Harley-Davidson is turning a big section of its headquarters in Milwaukee into a public park for employees, for faithful riders and for nature-lovers alike. The storied motorcycle company, led by CEO Jochen Zeitz, says the new park will give the local community a much-needed “greenspace,” and will eventually be expanded with a “market street, contemplative garden, and nature playground.”
I’m having trouble processing the concept of Harley-Davidson — with its loud “Screamin’ Eagle” exhausts and historical image based on its burly big twin engines — with the concept of a peaceful, quiet park. But here we are: a little over one year away from the Harley-Davidson community park and garden, due to open in the summer of 2024.
The park won’t take over all 500,000 square feet of Harley HQ, but will turn “a central element” of the Juneau Avenue campus “into a civic and soulful green gathering space,” according to the company. The park will be centered around “The Hub,” a 272-foot wide amphitheater for motorcycles where riders use circular driveways to park their bikes, then sit to watch events.
The park surrounding this space will be sown with native plant species, and Harley plans to expand the park with a street for a farmer’s market or other local vendors. And since the company says the community is in need of even more “greenspace,” a garden and nature playground are in the works despite the project not having broken ground yet.
The Heatherwick Studio designed the park, and worked with the Harley-Davidson Foundation (which now owns the land) to draw up the plans. The studio is famous for designing Google’s new campus in Bay View and the Little Island in New York City, among others. Local companies will also pitch in to build the park, including Milwaukee architectural firm, HGA, and Near West Side supplier, Greenfire Management Services.
Harley-Davidson is turning 120 this year, and yet the old dog keeps proving it can learn new tricks. The park announcement comes months after Harley-Davidson said it planned to repurpose its Milwaukee HQ rather than reopen it, and demand that employees return to the office. The campus had closed at the onset of the global pandemic, and (like many major companies) employees kept working from home.
Zeitz later said the campus would not fully reopen, and that the company would let employees work from home on an extended basis. Helping workers achieve the near-mythical work/life balance was part of the deal, but Zeitz explained the policy would help Harley attract and retain new talent, which the company will need as it embarks on the next phase with its EV brand, LiveWire.

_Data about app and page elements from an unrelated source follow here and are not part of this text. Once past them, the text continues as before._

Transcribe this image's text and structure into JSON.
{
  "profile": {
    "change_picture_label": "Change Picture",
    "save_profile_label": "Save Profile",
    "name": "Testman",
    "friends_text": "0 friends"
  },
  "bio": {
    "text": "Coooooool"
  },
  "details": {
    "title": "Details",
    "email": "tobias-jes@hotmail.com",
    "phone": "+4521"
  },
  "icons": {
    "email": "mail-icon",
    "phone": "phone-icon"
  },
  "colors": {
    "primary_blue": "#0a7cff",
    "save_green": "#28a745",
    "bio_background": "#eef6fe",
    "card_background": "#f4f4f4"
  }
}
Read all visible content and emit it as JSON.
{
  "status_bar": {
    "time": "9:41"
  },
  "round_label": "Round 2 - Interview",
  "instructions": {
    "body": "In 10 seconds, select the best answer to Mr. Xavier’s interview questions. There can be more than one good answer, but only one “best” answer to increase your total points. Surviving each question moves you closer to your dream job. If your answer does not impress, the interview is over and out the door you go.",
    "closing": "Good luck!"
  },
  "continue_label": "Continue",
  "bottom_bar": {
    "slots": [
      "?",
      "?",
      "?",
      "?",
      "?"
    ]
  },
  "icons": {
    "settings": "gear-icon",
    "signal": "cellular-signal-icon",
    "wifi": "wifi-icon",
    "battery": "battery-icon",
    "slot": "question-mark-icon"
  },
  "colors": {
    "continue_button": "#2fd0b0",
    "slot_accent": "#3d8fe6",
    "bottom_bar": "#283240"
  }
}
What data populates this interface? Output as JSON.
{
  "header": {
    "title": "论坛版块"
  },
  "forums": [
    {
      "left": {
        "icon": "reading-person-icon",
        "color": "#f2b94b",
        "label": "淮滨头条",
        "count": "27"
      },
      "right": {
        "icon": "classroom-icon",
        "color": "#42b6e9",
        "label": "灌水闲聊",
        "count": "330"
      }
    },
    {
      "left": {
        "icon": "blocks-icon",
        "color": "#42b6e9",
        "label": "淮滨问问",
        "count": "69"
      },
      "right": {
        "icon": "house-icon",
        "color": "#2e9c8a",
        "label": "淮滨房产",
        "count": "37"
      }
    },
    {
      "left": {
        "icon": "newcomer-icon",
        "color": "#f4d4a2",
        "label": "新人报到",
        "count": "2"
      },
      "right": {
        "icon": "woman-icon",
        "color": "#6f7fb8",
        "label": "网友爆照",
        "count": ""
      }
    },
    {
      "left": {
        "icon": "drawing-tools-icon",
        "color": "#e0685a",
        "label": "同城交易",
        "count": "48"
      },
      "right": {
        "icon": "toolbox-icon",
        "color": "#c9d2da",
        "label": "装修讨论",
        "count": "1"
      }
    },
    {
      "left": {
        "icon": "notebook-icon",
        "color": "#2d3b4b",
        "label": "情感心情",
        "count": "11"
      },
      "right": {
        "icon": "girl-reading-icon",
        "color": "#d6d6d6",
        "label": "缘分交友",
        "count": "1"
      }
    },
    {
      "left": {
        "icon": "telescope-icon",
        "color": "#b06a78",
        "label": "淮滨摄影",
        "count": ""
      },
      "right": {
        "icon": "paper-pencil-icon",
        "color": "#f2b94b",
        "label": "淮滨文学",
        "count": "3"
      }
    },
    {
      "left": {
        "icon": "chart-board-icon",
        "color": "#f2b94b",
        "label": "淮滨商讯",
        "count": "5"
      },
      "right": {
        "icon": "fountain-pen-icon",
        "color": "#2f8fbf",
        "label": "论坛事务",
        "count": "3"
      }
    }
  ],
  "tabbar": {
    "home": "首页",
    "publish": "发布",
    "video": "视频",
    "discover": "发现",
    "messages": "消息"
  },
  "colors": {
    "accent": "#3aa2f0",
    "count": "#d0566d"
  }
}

Now, the company is adding a neat park to its list of perks on top of its WFH policy.